» **Problem to solve**: Print the entries below word for word; the pictures stay out of your copy.

Data about app and page elements
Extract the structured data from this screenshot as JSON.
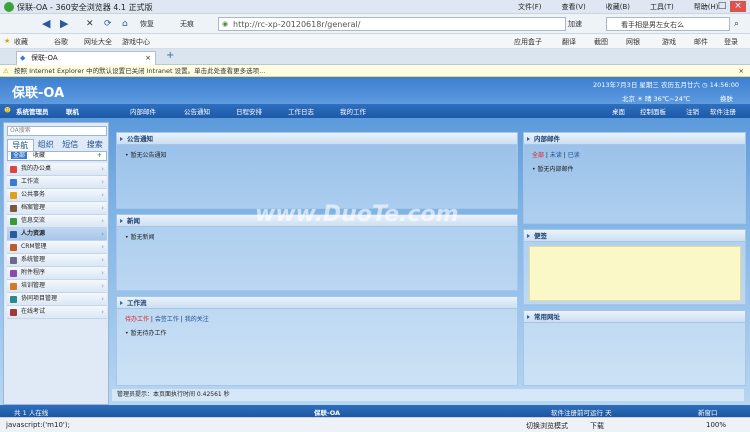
{
  "browser": {
    "title": "保联-OA - 360安全浏览器 4.1 正式版",
    "menus": [
      "文件(F)",
      "查看(V)",
      "收藏(B)",
      "工具(T)",
      "帮助(H)"
    ],
    "nav": {
      "restore": "恢复",
      "no_image": "无痕",
      "url": "http://rc-xp-20120618r/general/",
      "accelerate": "加速",
      "search_text": "看手相是男左女右么"
    },
    "favorites": [
      "收藏",
      "谷歌",
      "网址大全",
      "游戏中心"
    ],
    "toolbar_right": [
      "应用盒子",
      "翻译",
      "截图",
      "网银",
      "游戏",
      "邮件",
      "登录"
    ],
    "tab_label": "保联-OA",
    "infobar": "按照 Internet Explorer 中的默认设置已关闭 Intranet 设置。单击此处查看更多选项..."
  },
  "oa": {
    "logo": "保联-OA",
    "date": "2013年7月3日 星期三 农历五月廿六",
    "time": "14:56:00",
    "city": "北京",
    "weather": "晴 36℃~24℃",
    "skin": "换肤",
    "user": "系统管理员",
    "status": "联机",
    "topnav": [
      "内部邮件",
      "公告通知",
      "日程安排",
      "工作日志",
      "我的工作"
    ],
    "topnav_right": [
      "桌面",
      "控制面板",
      "注销",
      "软件注册"
    ],
    "left": {
      "search_placeholder": "OA搜索",
      "tabs": [
        "导航",
        "组织",
        "短信",
        "搜索"
      ],
      "subtabs": [
        "全部",
        "收藏"
      ],
      "menu": [
        "我的办公桌",
        "工作流",
        "公共事务",
        "档案管理",
        "信息交流",
        "人力资源",
        "CRM管理",
        "系统管理",
        "附件程序",
        "培训管理",
        "协同项目管理",
        "在线考试"
      ]
    },
    "panels": {
      "notice": {
        "title": "公告通知",
        "empty": "暂无公告通知"
      },
      "news": {
        "title": "新闻",
        "empty": "暂无新闻"
      },
      "workflow": {
        "title": "工作流",
        "tabs": [
          "待办工作",
          "会签工作",
          "我的关注"
        ],
        "empty": "暂无待办工作"
      },
      "mail": {
        "title": "内部邮件",
        "tabs": [
          "全部",
          "未读",
          "已读"
        ],
        "empty": "暂无内部邮件"
      },
      "memo": {
        "title": "便签"
      },
      "links": {
        "title": "常用网址"
      }
    },
    "admin_tip": "管理员提示：本页面执行时间 0.42561 秒",
    "footer": {
      "online_prefix": "共",
      "online_count": "1",
      "online_suffix": "人在线",
      "center": "保联-OA",
      "register": "软件注册前可运行",
      "days": "天",
      "close": "新窗口"
    }
  },
  "watermark": "www.DuoTe.com",
  "status": {
    "script": "javascript:('m10');",
    "mode": "切换浏览模式",
    "download": "下载",
    "zoom": "100%"
  }
}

» **Reply**:
Extract the structured data from this screenshot as JSON.
{
  "browser": {
    "title": "保联-OA - 360安全浏览器 4.1 正式版",
    "menus": [
      "文件(F)",
      "查看(V)",
      "收藏(B)",
      "工具(T)",
      "帮助(H)"
    ],
    "nav": {
      "restore": "恢复",
      "no_image": "无痕",
      "url": "http://rc-xp-20120618r/general/",
      "accelerate": "加速",
      "search_text": "看手相是男左女右么"
    },
    "favorites": [
      "收藏",
      "谷歌",
      "网址大全",
      "游戏中心"
    ],
    "toolbar_right": [
      "应用盒子",
      "翻译",
      "截图",
      "网银",
      "游戏",
      "邮件",
      "登录"
    ],
    "tab_label": "保联-OA",
    "infobar": "按照 Internet Explorer 中的默认设置已关闭 Intranet 设置。单击此处查看更多选项..."
  },
  "oa": {
    "logo": "保联-OA",
    "date": "2013年7月3日 星期三 农历五月廿六",
    "time": "14:56:00",
    "city": "北京",
    "weather": "晴 36℃~24℃",
    "skin": "换肤",
    "user": "系统管理员",
    "status": "联机",
    "topnav": [
      "内部邮件",
      "公告通知",
      "日程安排",
      "工作日志",
      "我的工作"
    ],
    "topnav_right": [
      "桌面",
      "控制面板",
      "注销",
      "软件注册"
    ],
    "left": {
      "search_placeholder": "OA搜索",
      "tabs": [
        "导航",
        "组织",
        "短信",
        "搜索"
      ],
      "subtabs": [
        "全部",
        "收藏"
      ],
      "menu": [
        "我的办公桌",
        "工作流",
        "公共事务",
        "档案管理",
        "信息交流",
        "人力资源",
        "CRM管理",
        "系统管理",
        "附件程序",
        "培训管理",
        "协同项目管理",
        "在线考试"
      ]
    },
    "panels": {
      "notice": {
        "title": "公告通知",
        "empty": "暂无公告通知"
      },
      "news": {
        "title": "新闻",
        "empty": "暂无新闻"
      },
      "workflow": {
        "title": "工作流",
        "tabs": [
          "待办工作",
          "会签工作",
          "我的关注"
        ],
        "empty": "暂无待办工作"
      },
      "mail": {
        "title": "内部邮件",
        "tabs": [
          "全部",
          "未读",
          "已读"
        ],
        "empty": "暂无内部邮件"
      },
      "memo": {
        "title": "便签"
      },
      "links": {
        "title": "常用网址"
      }
    },
    "admin_tip": "管理员提示：本页面执行时间 0.42561 秒",
    "footer": {
      "online_prefix": "共",
      "online_count": "1",
      "online_suffix": "人在线",
      "center": "保联-OA",
      "register": "软件注册前可运行",
      "days": "天",
      "close": "新窗口"
    }
  },
  "watermark": "www.DuoTe.com",
  "status": {
    "script": "javascript:('m10');",
    "mode": "切换浏览模式",
    "download": "下载",
    "zoom": "100%"
  }
}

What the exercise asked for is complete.